[Given entries]
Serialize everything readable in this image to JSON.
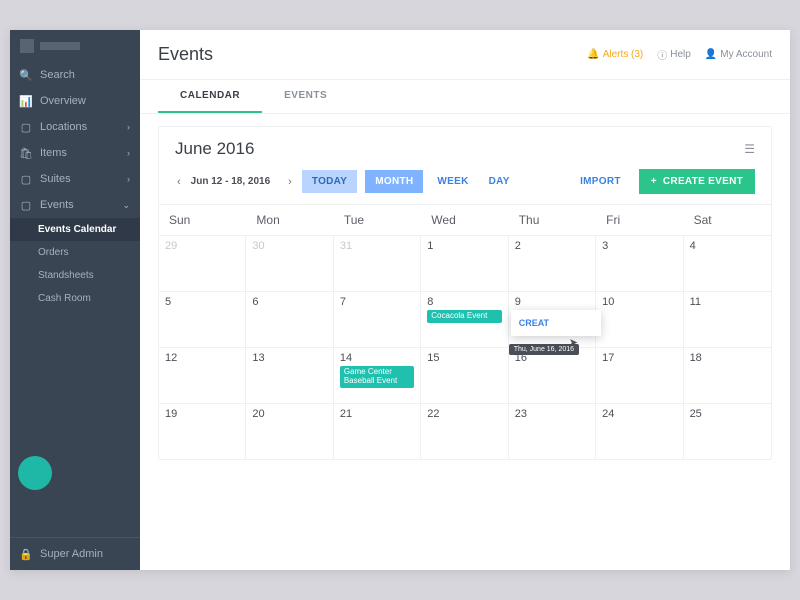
{
  "sidebar": {
    "search": "Search",
    "items": [
      {
        "icon": "📊",
        "label": "Overview",
        "chev": ""
      },
      {
        "icon": "▢",
        "label": "Locations",
        "chev": "›"
      },
      {
        "icon": "🛍",
        "label": "Items",
        "chev": "›"
      },
      {
        "icon": "▢",
        "label": "Suites",
        "chev": "›"
      },
      {
        "icon": "▢",
        "label": "Events",
        "chev": "⌄"
      }
    ],
    "subs": [
      "Events Calendar",
      "Orders",
      "Standsheets",
      "Cash Room"
    ],
    "footer": "Super Admin"
  },
  "header": {
    "title": "Events",
    "alerts_label": "Alerts (3)",
    "help": "Help",
    "account": "My Account"
  },
  "tabs": {
    "calendar": "CALENDAR",
    "events": "EVENTS"
  },
  "calendar": {
    "month_title": "June 2016",
    "range": "Jun 12 - 18, 2016",
    "today": "TODAY",
    "month": "MONTH",
    "week": "WEEK",
    "day": "DAY",
    "import": "IMPORT",
    "create": "CREATE EVENT",
    "dows": [
      "Sun",
      "Mon",
      "Tue",
      "Wed",
      "Thu",
      "Fri",
      "Sat"
    ],
    "weeks": [
      [
        {
          "n": "29",
          "o": true
        },
        {
          "n": "30",
          "o": true
        },
        {
          "n": "31",
          "o": true
        },
        {
          "n": "1"
        },
        {
          "n": "2"
        },
        {
          "n": "3"
        },
        {
          "n": "4"
        }
      ],
      [
        {
          "n": "5"
        },
        {
          "n": "6"
        },
        {
          "n": "7"
        },
        {
          "n": "8",
          "ev": "Cocacola Event"
        },
        {
          "n": "9",
          "pop": true
        },
        {
          "n": "10"
        },
        {
          "n": "11"
        }
      ],
      [
        {
          "n": "12"
        },
        {
          "n": "13"
        },
        {
          "n": "14",
          "ev": "Game Center Baseball Event"
        },
        {
          "n": "15"
        },
        {
          "n": "16",
          "tip": "Thu, June 16, 2016"
        },
        {
          "n": "17"
        },
        {
          "n": "18"
        }
      ],
      [
        {
          "n": "19"
        },
        {
          "n": "20"
        },
        {
          "n": "21"
        },
        {
          "n": "22"
        },
        {
          "n": "23"
        },
        {
          "n": "24"
        },
        {
          "n": "25"
        }
      ]
    ],
    "popover_link": "CREAT"
  }
}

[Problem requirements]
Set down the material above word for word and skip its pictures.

[Reply to the task]
Serialize everything readable in this image to JSON.
{
  "sidebar": {
    "search": "Search",
    "items": [
      {
        "icon": "📊",
        "label": "Overview",
        "chev": ""
      },
      {
        "icon": "▢",
        "label": "Locations",
        "chev": "›"
      },
      {
        "icon": "🛍",
        "label": "Items",
        "chev": "›"
      },
      {
        "icon": "▢",
        "label": "Suites",
        "chev": "›"
      },
      {
        "icon": "▢",
        "label": "Events",
        "chev": "⌄"
      }
    ],
    "subs": [
      "Events Calendar",
      "Orders",
      "Standsheets",
      "Cash Room"
    ],
    "footer": "Super Admin"
  },
  "header": {
    "title": "Events",
    "alerts_label": "Alerts (3)",
    "help": "Help",
    "account": "My Account"
  },
  "tabs": {
    "calendar": "CALENDAR",
    "events": "EVENTS"
  },
  "calendar": {
    "month_title": "June 2016",
    "range": "Jun 12 - 18, 2016",
    "today": "TODAY",
    "month": "MONTH",
    "week": "WEEK",
    "day": "DAY",
    "import": "IMPORT",
    "create": "CREATE EVENT",
    "dows": [
      "Sun",
      "Mon",
      "Tue",
      "Wed",
      "Thu",
      "Fri",
      "Sat"
    ],
    "weeks": [
      [
        {
          "n": "29",
          "o": true
        },
        {
          "n": "30",
          "o": true
        },
        {
          "n": "31",
          "o": true
        },
        {
          "n": "1"
        },
        {
          "n": "2"
        },
        {
          "n": "3"
        },
        {
          "n": "4"
        }
      ],
      [
        {
          "n": "5"
        },
        {
          "n": "6"
        },
        {
          "n": "7"
        },
        {
          "n": "8",
          "ev": "Cocacola Event"
        },
        {
          "n": "9",
          "pop": true
        },
        {
          "n": "10"
        },
        {
          "n": "11"
        }
      ],
      [
        {
          "n": "12"
        },
        {
          "n": "13"
        },
        {
          "n": "14",
          "ev": "Game Center Baseball Event"
        },
        {
          "n": "15"
        },
        {
          "n": "16",
          "tip": "Thu, June 16, 2016"
        },
        {
          "n": "17"
        },
        {
          "n": "18"
        }
      ],
      [
        {
          "n": "19"
        },
        {
          "n": "20"
        },
        {
          "n": "21"
        },
        {
          "n": "22"
        },
        {
          "n": "23"
        },
        {
          "n": "24"
        },
        {
          "n": "25"
        }
      ]
    ],
    "popover_link": "CREAT"
  }
}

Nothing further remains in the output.